In the famous words of poet Ralph Waldo Emerson, “the creation of beauty is art.” In other words beauty can be expressed through various forms of artistic attributes such as traditional art, music and dance. The importance of art can be compared to the importance of basic necessities such as food and water. In a sense, art is a sentimental value that not only allows us to enter another world but is also beneficial for the sake of our civilization.

On March 22, Millersville hosted an exhibition titled, “Collage Menage,” held at the Ganser Gallery from 5-7 p.m. The exhibit explored and demonstrate principles of creativity. The exhibit featured collages from different academic departments, as well as those from community members. Students from JP McCaskey high school, for example, had their art work featured along with a 92-year-old hospice woman whose writings that were written for her children. Under the coordination of Ty Clever and hosted by professor Mimi Shapiro, a specialist in book arts and poetry, the exhibit was a success with many observers stopping by, admired by the masterpieces within the exhibit.

“I was asked if I wanted to do a show, so I phoned all of my friends to be in this show,” Shapiro said. With limited supplies, Shapiro used what she had in terms of props, creating installations that were meant to make people think a little, evoking an idea that the audience can view and translate for themselves.
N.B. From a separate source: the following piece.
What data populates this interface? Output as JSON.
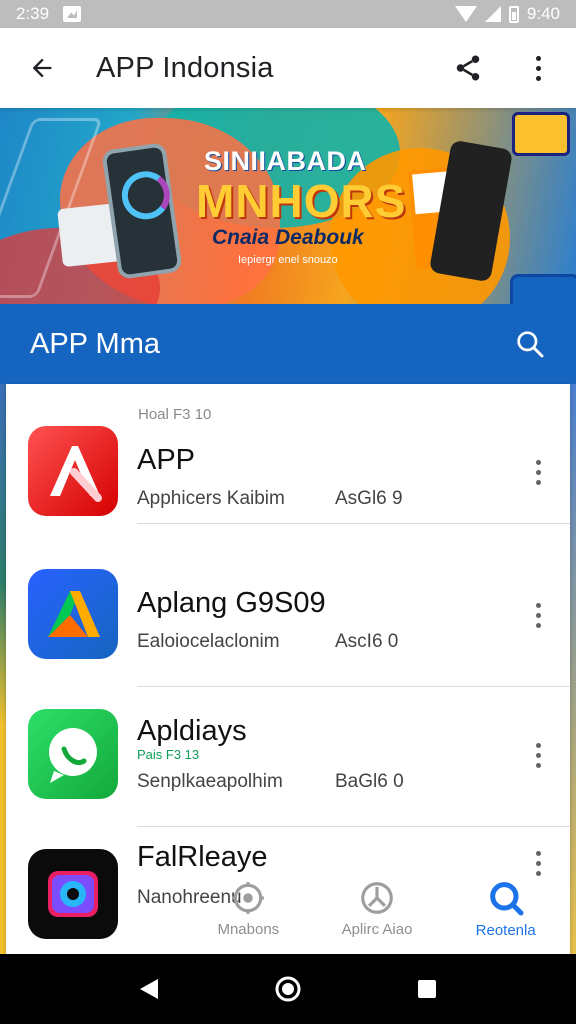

One installation featured an iron board, surrounded by painted CD’s and pictures of “Mona Lisa.” One could assume that this reflected the industrious female, and the importance of the “Mona Lisa” in society.

Another installation that intrigued me the most was a replica of book shelves, surrounded by many books with unique meaning. By using the title of the book as a reference, Shapiro created three dimensional pieces reflecting her interpretation on what the title meant. Each book was sealed with an object embedded in it. Most of the artwork was for sale, and the event was free to the general public.